One of the things I’ve noticed, teaching the Youth of America, is that they’re really weird about sex, or at least talking about it in class in the context of a specific novel or film. Now, I spent my college years being thoroughly repressed, except I went to a college that was basically one giant hippie orgy. It wasn’t just that there were groups of people who liked to walk around naked - outside, in public areas - or that everyone seemed to be having sex constantly, with someone, or that femynysts performed dance routines featuring smacking their ovaries, or that there were actual orgies. nope: there was also plenty of talk in classrooms, in academic, scholarly ways, about sex. This only got worse in grad school (where “worse” = “more frequent”). For a repressed person, I had to get unrepressed real fast, or be chronically uncomfortable and silent.

I’m used to everyone having a gutter mind. Everyone around me always did, it seems, from at least middle school on. *I* have a gutter mind. But the Kids These Days, in my classes, they don’t seem to. They are a weird mix of nonchalant “oh yes, pansexual multi-partner orgies involving unusual fetishes are totally the norm in high school” and red-faced, giggling, inability to say “have sex” in the context of a discussion of a novel in which characters, in fact, have…. you know.
As a kind of early practice in close reading, I had my freshmen watch the rather revolting video (unrated - topless girls) of Robin Thicke’s “Blurred Lines.” And discussing it afterwards was shocking and revealing. Many of them were confused - openly, raising-their-hands-to-ask-questions confused - about various innuendo in the video. Like….what’s with him licking the ice cream? what’s going on with the feet? that’s really random….what was she doing with that stuffed animal?
I was shocked. Like seriously, actually shocked. “Blurred Lines” isn’t exactly a subtle video. And the sexual content just seemed to pass many of them by, or flat-out confuse them.
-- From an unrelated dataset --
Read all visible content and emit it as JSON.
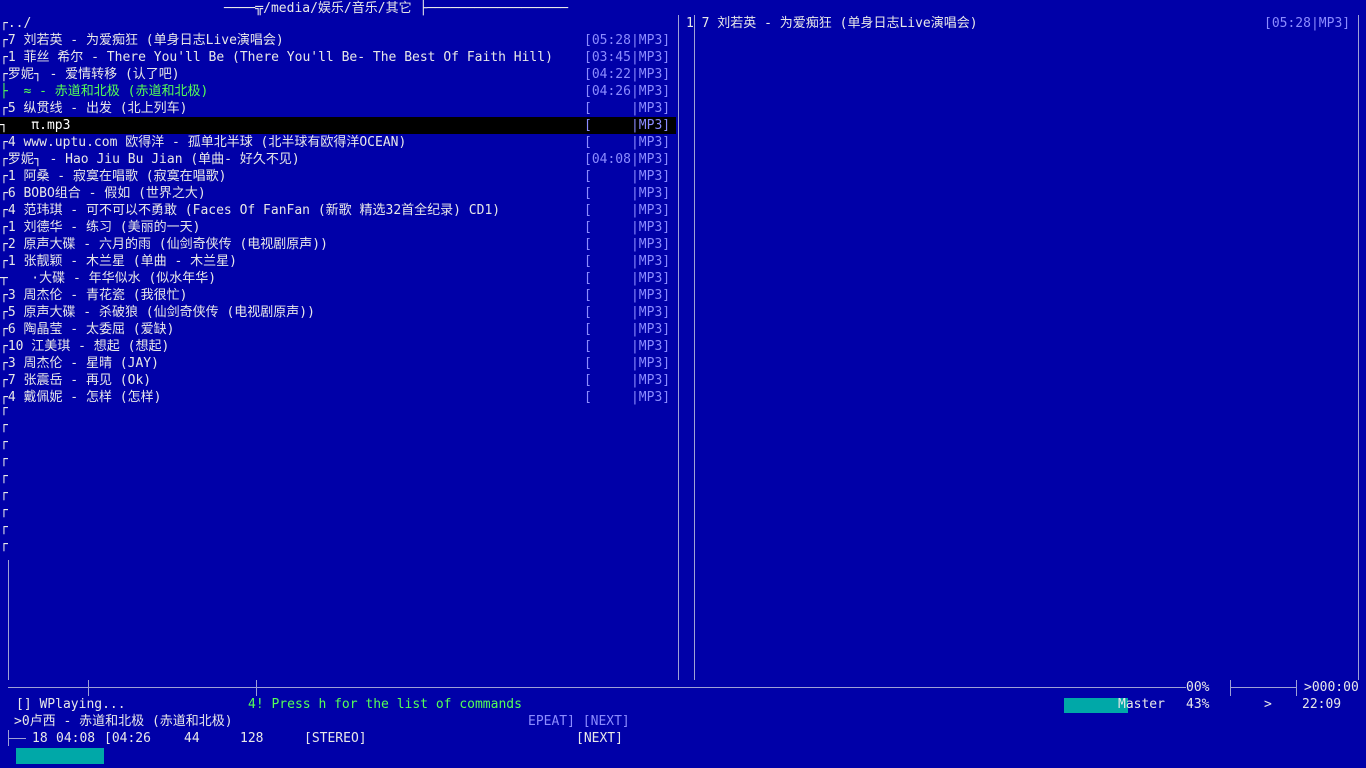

This class meets too early in the morning for them to be actively trying to fool me, either - I think those were their honest reactions.
So: circling back to RotL: what if, somehow, the pornographic signification of sexting and such is  - if not totally absent, at least really watered down, for Kids Today? I don’t get the sense that THAT many of them are THAT much more sophisticated about sex and sex-adjacent stuff than repressed-me was in college. Some are, sure, but it doesn’t take much to exceed that low bar.
I guest-lectured in a friend’s class once, ages ago, probably my second year of teaching. And one of the boys in the class - one who was simultaneously too cool for school and sincerely smart and engaged - said something like “Nakedness doesn’t always mean sex.”
He was and is right, of course, but I wonder if - somehow, in these weird modern times of ours, with kids who grew up during the very conservative reign of GW Bush (remember John Ashcroft having the exposed bosoms of statues covered up in the Justice department building?) - I wonder if somehow nudity and sex - like actual sexuality - have been split apart in some odd way. So that they KNOW what is “sexy,” and that is “naked bathroom selfies” but it doesn’t register for many of them in a truly sexual way? That, again, it’s a way of communicating something - for straight girls, I imagine, it’s something like “I love you boyfriend so much i’m willing to do whatever will make you happy and sending you this naked picture of me in my bathroom mirror will let you know that i really care about you.” Or maybe "I'm cute and confident because I'm 16 and hot!"  But it has about as much sexual content to it, for them anyway, as would bringing the boyfriend chicken soup when he was sick.
If sexuality has become split in some way from nakedness, even from the idea of “sexy,” which basically means nothing very different from “pretty”, both of which just signify "attractive to the gender/sex i want to attract" that would explain an awful lot about the weird reticence of my students, and their inability to lie in the gutter and think about Robin Thicke's gross explicit video.